Engaging the Gospel – Divine Mercy Sunday

Second Sunday of Easter/Divine Mercy Sunday: Gospel – John 20:19-31

Divine Mercy Sunday is an especially fitting day for the canonizations of Popes John XXIII and John Paul II.

In his address upon the opening of the Second Vatican Council, John XXIII memorably said that “we prefer to make use of the medicine of mercy, rather than that of severity.”

John Paul, as Archbishop of Krakow, embraced the Divine Mercy devotion promoted by his compatriot, St. Faustina Kowalska.

When canonizing St. Faustina on this Second Sunday of Easter in 2000, John Paul declared that henceforth this day would be called Divine Mercy Sunday — highlighting the theme that was already present in our readings for this Mass.

John Paul explained how Sunday’s Gospel reveals the mercy of Christ:

Jesus shows His hands and His side. He points, that is, to the wounds of the Passion, especially the wound in His Heart, the source from which flows the great wave of mercy poured out on humanity. From that heart Sr. Faustina…will see two rays of light shining and illuminating the world: ‘The two rays,’ Jesus Himself explained to her one day, ‘represent blood and water.’ …

The blood recalls the sacrifice of the Cross and the gift of the Eucharist; the water, in Johannine symbolism, represents not only Baptism but also the gift of the Holy Spirit. Divine Mercy reaches human beings through the Heart of Christ crucified…

As the Apostles once did, today too humanity must welcome into the upper room of history the risen Christ, Who shows the wounds of His Crucifixion and repeats: ‘Peace be with you!’ …

Thus the message of divine mercy is also implicitly a message about the value of every human being. Each person is precious in God’s eyes; Christ gave His life for each one; to everyone the Father gives His Spirit and offers intimacy…

The gentle face of Christ is offered; those rays from His Heart touch them and shine upon them, warm them, show them the way and fill them with hope.

Homily of April 30, 2000

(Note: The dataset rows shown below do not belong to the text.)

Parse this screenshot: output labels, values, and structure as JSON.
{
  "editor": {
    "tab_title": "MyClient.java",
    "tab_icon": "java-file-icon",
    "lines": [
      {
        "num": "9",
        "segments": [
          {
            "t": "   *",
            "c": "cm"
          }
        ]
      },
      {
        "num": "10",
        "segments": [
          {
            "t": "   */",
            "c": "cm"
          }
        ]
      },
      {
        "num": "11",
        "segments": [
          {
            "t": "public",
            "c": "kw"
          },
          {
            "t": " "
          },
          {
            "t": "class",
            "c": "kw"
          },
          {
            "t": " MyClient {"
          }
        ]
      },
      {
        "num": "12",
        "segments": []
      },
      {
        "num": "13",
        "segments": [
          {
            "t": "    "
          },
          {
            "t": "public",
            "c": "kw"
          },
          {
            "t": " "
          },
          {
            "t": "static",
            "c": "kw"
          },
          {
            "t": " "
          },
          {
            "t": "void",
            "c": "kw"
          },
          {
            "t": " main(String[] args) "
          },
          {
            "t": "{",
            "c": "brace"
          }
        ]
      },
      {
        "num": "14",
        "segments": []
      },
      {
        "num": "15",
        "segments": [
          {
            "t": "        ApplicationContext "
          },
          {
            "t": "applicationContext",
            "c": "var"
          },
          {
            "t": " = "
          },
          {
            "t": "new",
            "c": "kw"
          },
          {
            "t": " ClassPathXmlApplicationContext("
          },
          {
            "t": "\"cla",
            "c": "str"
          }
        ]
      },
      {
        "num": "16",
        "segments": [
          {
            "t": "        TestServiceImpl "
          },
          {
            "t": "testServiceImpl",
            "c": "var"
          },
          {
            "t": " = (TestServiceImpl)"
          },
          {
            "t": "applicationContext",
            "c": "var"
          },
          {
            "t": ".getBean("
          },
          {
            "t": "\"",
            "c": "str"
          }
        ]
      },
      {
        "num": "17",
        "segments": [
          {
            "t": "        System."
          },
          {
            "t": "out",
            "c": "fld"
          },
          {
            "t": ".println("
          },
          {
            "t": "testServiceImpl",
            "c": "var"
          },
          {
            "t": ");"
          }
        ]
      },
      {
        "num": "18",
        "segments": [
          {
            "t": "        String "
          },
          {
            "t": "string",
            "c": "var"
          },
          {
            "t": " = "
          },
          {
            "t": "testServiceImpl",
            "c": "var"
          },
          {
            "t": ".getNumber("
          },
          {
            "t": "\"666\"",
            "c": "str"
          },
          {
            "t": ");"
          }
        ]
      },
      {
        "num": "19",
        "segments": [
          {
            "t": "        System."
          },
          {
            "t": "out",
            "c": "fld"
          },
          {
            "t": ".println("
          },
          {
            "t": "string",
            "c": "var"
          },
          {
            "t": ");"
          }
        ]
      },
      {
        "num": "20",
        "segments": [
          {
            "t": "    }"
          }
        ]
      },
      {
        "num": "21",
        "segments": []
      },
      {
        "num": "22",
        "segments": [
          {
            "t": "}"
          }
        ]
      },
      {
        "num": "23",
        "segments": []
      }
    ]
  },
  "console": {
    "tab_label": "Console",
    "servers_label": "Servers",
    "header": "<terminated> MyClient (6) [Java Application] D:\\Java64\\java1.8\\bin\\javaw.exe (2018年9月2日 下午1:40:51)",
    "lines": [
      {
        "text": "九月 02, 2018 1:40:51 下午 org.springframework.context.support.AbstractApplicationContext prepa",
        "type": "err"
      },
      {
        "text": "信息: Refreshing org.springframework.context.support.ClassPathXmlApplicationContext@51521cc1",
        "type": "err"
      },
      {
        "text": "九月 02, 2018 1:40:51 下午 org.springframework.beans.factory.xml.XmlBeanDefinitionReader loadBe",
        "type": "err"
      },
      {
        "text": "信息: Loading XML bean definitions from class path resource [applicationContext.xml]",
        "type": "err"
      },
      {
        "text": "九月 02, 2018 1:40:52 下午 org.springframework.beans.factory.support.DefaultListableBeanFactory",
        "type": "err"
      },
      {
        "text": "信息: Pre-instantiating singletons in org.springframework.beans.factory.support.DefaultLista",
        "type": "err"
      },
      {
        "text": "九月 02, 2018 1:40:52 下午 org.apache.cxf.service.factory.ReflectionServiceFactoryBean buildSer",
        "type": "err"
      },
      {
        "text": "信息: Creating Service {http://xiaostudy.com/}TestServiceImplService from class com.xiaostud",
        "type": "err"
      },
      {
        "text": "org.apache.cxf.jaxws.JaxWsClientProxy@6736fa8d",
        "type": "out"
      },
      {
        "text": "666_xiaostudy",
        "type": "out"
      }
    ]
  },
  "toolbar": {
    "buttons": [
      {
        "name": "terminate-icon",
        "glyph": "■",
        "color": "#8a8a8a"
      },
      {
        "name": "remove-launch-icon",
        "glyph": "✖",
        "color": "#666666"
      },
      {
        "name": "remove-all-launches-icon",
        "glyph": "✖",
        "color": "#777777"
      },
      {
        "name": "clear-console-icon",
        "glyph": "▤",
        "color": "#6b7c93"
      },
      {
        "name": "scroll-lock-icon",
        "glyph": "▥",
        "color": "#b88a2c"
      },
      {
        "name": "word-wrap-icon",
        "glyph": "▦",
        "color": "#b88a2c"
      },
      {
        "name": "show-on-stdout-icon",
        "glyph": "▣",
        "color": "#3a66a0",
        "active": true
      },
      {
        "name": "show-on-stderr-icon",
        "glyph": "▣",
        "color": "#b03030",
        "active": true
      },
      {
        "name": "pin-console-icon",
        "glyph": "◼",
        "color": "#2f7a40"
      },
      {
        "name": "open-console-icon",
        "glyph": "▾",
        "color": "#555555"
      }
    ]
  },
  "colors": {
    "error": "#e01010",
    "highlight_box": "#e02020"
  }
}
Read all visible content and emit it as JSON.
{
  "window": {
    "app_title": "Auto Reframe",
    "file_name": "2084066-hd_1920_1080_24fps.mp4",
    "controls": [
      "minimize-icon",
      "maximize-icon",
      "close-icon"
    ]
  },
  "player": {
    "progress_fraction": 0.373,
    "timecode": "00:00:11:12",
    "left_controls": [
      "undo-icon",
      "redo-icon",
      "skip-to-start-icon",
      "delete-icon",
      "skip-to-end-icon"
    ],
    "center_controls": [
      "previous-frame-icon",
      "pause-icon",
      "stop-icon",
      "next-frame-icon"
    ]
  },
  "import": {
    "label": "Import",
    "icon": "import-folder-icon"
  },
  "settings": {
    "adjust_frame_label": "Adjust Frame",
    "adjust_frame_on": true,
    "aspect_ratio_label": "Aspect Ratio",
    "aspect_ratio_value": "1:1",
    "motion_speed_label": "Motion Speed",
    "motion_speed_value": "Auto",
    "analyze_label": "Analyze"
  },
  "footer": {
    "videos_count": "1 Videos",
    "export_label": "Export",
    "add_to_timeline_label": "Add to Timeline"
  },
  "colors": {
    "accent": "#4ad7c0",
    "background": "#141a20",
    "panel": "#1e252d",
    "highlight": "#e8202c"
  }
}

Nearly five years later, in 2005, Pope John Paul died on the eve of Divine Mercy Sunday.

Question for reflection: How is my heart changed by experiencing Jesus’ mercy?